- Exercise goal: Work through the records below, line by line, and say how many lines include "value", with nothing else.

◆ ◆ ◆ ◆

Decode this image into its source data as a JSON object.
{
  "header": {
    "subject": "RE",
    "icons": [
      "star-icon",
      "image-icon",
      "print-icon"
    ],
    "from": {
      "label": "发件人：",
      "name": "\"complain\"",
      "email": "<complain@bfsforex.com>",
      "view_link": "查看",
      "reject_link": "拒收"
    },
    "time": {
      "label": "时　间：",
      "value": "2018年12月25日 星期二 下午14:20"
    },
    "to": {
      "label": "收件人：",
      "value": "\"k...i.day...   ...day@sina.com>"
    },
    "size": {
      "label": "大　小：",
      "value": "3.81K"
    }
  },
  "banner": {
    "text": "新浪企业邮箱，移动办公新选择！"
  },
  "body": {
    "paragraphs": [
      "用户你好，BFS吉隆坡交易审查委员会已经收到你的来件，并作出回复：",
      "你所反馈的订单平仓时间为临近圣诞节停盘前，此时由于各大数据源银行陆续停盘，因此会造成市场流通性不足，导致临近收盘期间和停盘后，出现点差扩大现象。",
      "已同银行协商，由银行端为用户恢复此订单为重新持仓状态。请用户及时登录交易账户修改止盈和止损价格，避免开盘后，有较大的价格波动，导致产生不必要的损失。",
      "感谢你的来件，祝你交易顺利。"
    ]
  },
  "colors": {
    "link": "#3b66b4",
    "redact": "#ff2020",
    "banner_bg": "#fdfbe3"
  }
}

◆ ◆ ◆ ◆

- Written response: 3